Beginning in 57 BC, Julius Caesar extended the power of Rome into the region of Europe that is now Belgium. The people he encountered there were the Belgae, one of the various Celtic tribes of early Gaul, and the Romans dubbed their new province Gallia Belgica. In the fourth century AD, with Rome in decline, control of Gaul was ceded to the Franks, a Germanic tribe that the weakened empire employed as mercenaries. As the Franks flourished, they decided to dispense with their Roman employers. By 431, they had established an independent dynasty, the Merovingian, with its capital at Tournai. Soon after, under Clovis I (c.466-511), the Merovingians succeeded in pummeling the last of the Romans in Gaul. They held large parts of present day France and Belgium as well as southwestern Germany. Clovis also adopted Christianity, thus gaining the support of the Church.
The heart of Brussels and the place to start getting to know the city is the Grand'Place. To the east of the Grand'Place, the ground rises toward the upper town where the Royal Palace and the House of Parliament sit. In between these two is a formal park with fountains in the French style with statues where Belgians fought the Dutch for their independence. Slightly to the south is the Place du Grand Sablon, the center of exquisite antique galleries and sumptuous restaurants.
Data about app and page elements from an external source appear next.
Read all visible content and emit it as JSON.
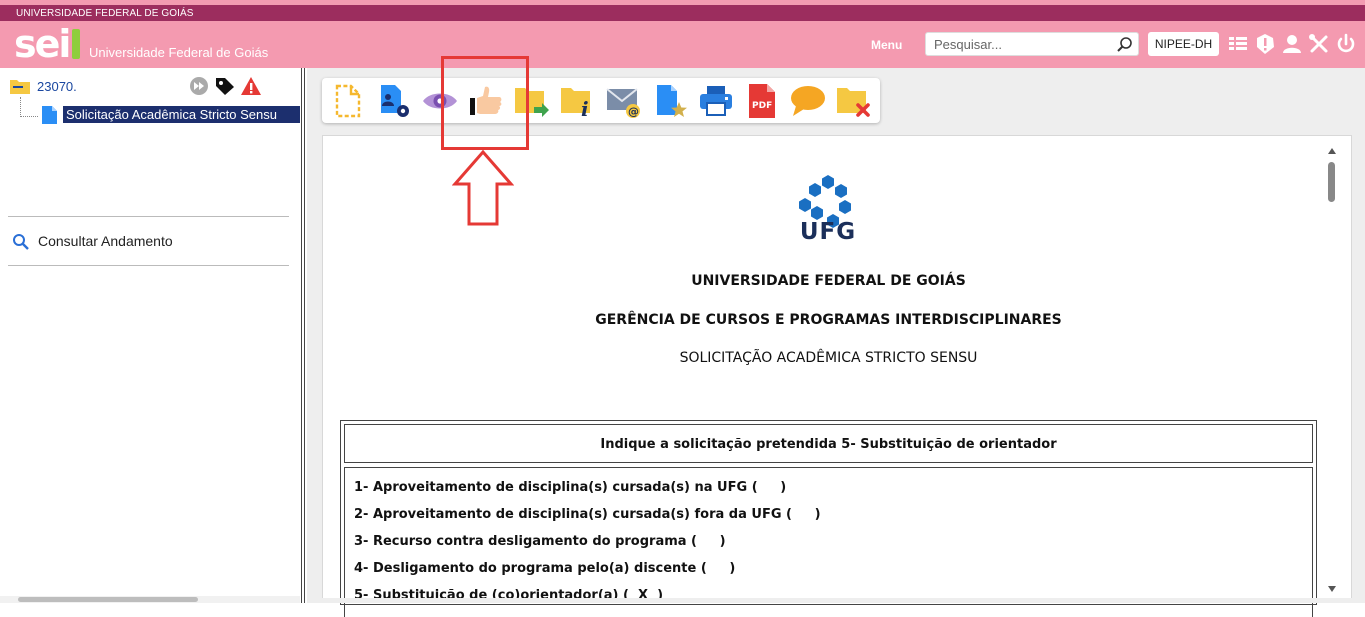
{
  "institution_strip": "UNIVERSIDADE FEDERAL DE GOIÁS",
  "header": {
    "logo_text": "sei",
    "org_name": "Universidade Federal de Goiás",
    "menu_label": "Menu",
    "search_placeholder": "Pesquisar...",
    "unit": "NIPEE-DH",
    "icons": [
      "list-icon",
      "alert-icon",
      "user-icon",
      "tools-icon",
      "power-icon"
    ]
  },
  "tree": {
    "process_number": "23070.",
    "document_label": "Solicitação Acadêmica Stricto Sensu",
    "status_icons": [
      "forward-icon",
      "tag-icon",
      "warning-icon"
    ]
  },
  "sidebar": {
    "consult_label": "Consultar Andamento"
  },
  "toolbar": {
    "buttons": [
      "new-document-icon",
      "document-settings-icon",
      "view-icon",
      "sign-icon",
      "send-process-icon",
      "process-info-icon",
      "send-email-icon",
      "favorite-document-icon",
      "print-icon",
      "pdf-icon",
      "comment-icon",
      "delete-icon"
    ]
  },
  "document": {
    "logo_text": "UFG",
    "title1": "UNIVERSIDADE FEDERAL DE GOIÁS",
    "title2": "GERÊNCIA DE CURSOS E PROGRAMAS INTERDISCIPLINARES",
    "title3": "SOLICITAÇÃO ACADÊMICA STRICTO SENSU",
    "table_header": "Indique a solicitação pretendida 5- Substituição de orientador",
    "options": [
      "1- Aproveitamento de disciplina(s) cursada(s) na UFG (     )",
      "2- Aproveitamento de disciplina(s) cursada(s) fora da UFG (     )",
      "3- Recurso contra desligamento do programa (     )",
      "4- Desligamento do programa pelo(a) discente (     )",
      "5- Substituição de (co)orientador(a) (  X  )"
    ]
  },
  "colors": {
    "header_bg": "#f49ab0",
    "strip_bg": "#9c2d5e",
    "selected_bg": "#1c2f6e",
    "highlight": "#e53935"
  }
}
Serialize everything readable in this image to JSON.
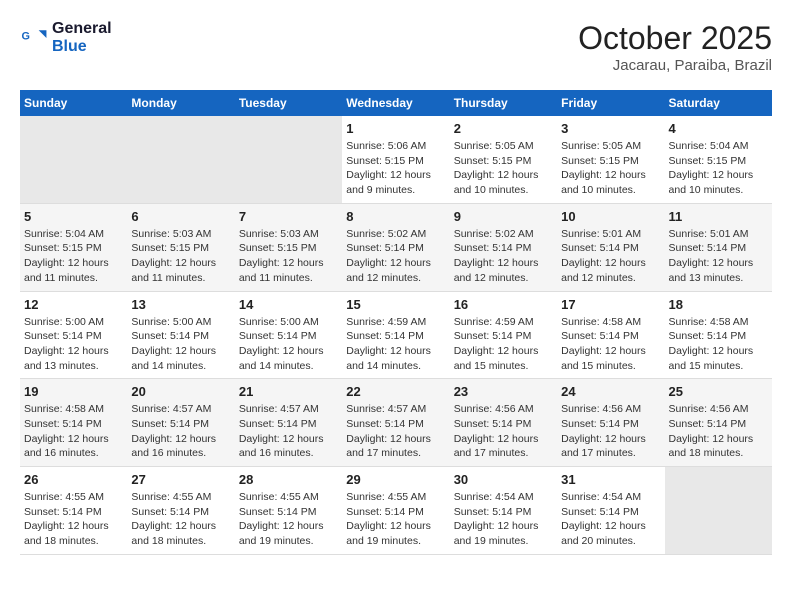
{
  "logo": {
    "line1": "General",
    "line2": "Blue"
  },
  "title": "October 2025",
  "location": "Jacarau, Paraiba, Brazil",
  "weekdays": [
    "Sunday",
    "Monday",
    "Tuesday",
    "Wednesday",
    "Thursday",
    "Friday",
    "Saturday"
  ],
  "weeks": [
    [
      {
        "day": "",
        "info": ""
      },
      {
        "day": "",
        "info": ""
      },
      {
        "day": "",
        "info": ""
      },
      {
        "day": "1",
        "info": "Sunrise: 5:06 AM\nSunset: 5:15 PM\nDaylight: 12 hours\nand 9 minutes."
      },
      {
        "day": "2",
        "info": "Sunrise: 5:05 AM\nSunset: 5:15 PM\nDaylight: 12 hours\nand 10 minutes."
      },
      {
        "day": "3",
        "info": "Sunrise: 5:05 AM\nSunset: 5:15 PM\nDaylight: 12 hours\nand 10 minutes."
      },
      {
        "day": "4",
        "info": "Sunrise: 5:04 AM\nSunset: 5:15 PM\nDaylight: 12 hours\nand 10 minutes."
      }
    ],
    [
      {
        "day": "5",
        "info": "Sunrise: 5:04 AM\nSunset: 5:15 PM\nDaylight: 12 hours\nand 11 minutes."
      },
      {
        "day": "6",
        "info": "Sunrise: 5:03 AM\nSunset: 5:15 PM\nDaylight: 12 hours\nand 11 minutes."
      },
      {
        "day": "7",
        "info": "Sunrise: 5:03 AM\nSunset: 5:15 PM\nDaylight: 12 hours\nand 11 minutes."
      },
      {
        "day": "8",
        "info": "Sunrise: 5:02 AM\nSunset: 5:14 PM\nDaylight: 12 hours\nand 12 minutes."
      },
      {
        "day": "9",
        "info": "Sunrise: 5:02 AM\nSunset: 5:14 PM\nDaylight: 12 hours\nand 12 minutes."
      },
      {
        "day": "10",
        "info": "Sunrise: 5:01 AM\nSunset: 5:14 PM\nDaylight: 12 hours\nand 12 minutes."
      },
      {
        "day": "11",
        "info": "Sunrise: 5:01 AM\nSunset: 5:14 PM\nDaylight: 12 hours\nand 13 minutes."
      }
    ],
    [
      {
        "day": "12",
        "info": "Sunrise: 5:00 AM\nSunset: 5:14 PM\nDaylight: 12 hours\nand 13 minutes."
      },
      {
        "day": "13",
        "info": "Sunrise: 5:00 AM\nSunset: 5:14 PM\nDaylight: 12 hours\nand 14 minutes."
      },
      {
        "day": "14",
        "info": "Sunrise: 5:00 AM\nSunset: 5:14 PM\nDaylight: 12 hours\nand 14 minutes."
      },
      {
        "day": "15",
        "info": "Sunrise: 4:59 AM\nSunset: 5:14 PM\nDaylight: 12 hours\nand 14 minutes."
      },
      {
        "day": "16",
        "info": "Sunrise: 4:59 AM\nSunset: 5:14 PM\nDaylight: 12 hours\nand 15 minutes."
      },
      {
        "day": "17",
        "info": "Sunrise: 4:58 AM\nSunset: 5:14 PM\nDaylight: 12 hours\nand 15 minutes."
      },
      {
        "day": "18",
        "info": "Sunrise: 4:58 AM\nSunset: 5:14 PM\nDaylight: 12 hours\nand 15 minutes."
      }
    ],
    [
      {
        "day": "19",
        "info": "Sunrise: 4:58 AM\nSunset: 5:14 PM\nDaylight: 12 hours\nand 16 minutes."
      },
      {
        "day": "20",
        "info": "Sunrise: 4:57 AM\nSunset: 5:14 PM\nDaylight: 12 hours\nand 16 minutes."
      },
      {
        "day": "21",
        "info": "Sunrise: 4:57 AM\nSunset: 5:14 PM\nDaylight: 12 hours\nand 16 minutes."
      },
      {
        "day": "22",
        "info": "Sunrise: 4:57 AM\nSunset: 5:14 PM\nDaylight: 12 hours\nand 17 minutes."
      },
      {
        "day": "23",
        "info": "Sunrise: 4:56 AM\nSunset: 5:14 PM\nDaylight: 12 hours\nand 17 minutes."
      },
      {
        "day": "24",
        "info": "Sunrise: 4:56 AM\nSunset: 5:14 PM\nDaylight: 12 hours\nand 17 minutes."
      },
      {
        "day": "25",
        "info": "Sunrise: 4:56 AM\nSunset: 5:14 PM\nDaylight: 12 hours\nand 18 minutes."
      }
    ],
    [
      {
        "day": "26",
        "info": "Sunrise: 4:55 AM\nSunset: 5:14 PM\nDaylight: 12 hours\nand 18 minutes."
      },
      {
        "day": "27",
        "info": "Sunrise: 4:55 AM\nSunset: 5:14 PM\nDaylight: 12 hours\nand 18 minutes."
      },
      {
        "day": "28",
        "info": "Sunrise: 4:55 AM\nSunset: 5:14 PM\nDaylight: 12 hours\nand 19 minutes."
      },
      {
        "day": "29",
        "info": "Sunrise: 4:55 AM\nSunset: 5:14 PM\nDaylight: 12 hours\nand 19 minutes."
      },
      {
        "day": "30",
        "info": "Sunrise: 4:54 AM\nSunset: 5:14 PM\nDaylight: 12 hours\nand 19 minutes."
      },
      {
        "day": "31",
        "info": "Sunrise: 4:54 AM\nSunset: 5:14 PM\nDaylight: 12 hours\nand 20 minutes."
      },
      {
        "day": "",
        "info": ""
      }
    ]
  ]
}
Just to the north of the Grand Sablon is the Royal Museum of Fine Arts, which comprises the museums of Ancient Art and of Modern Art. Both possess enormous collections featuring many outstanding works. Among the rooms not to be missed is the collection of Flemish paintings from the 15th and 16th centuries.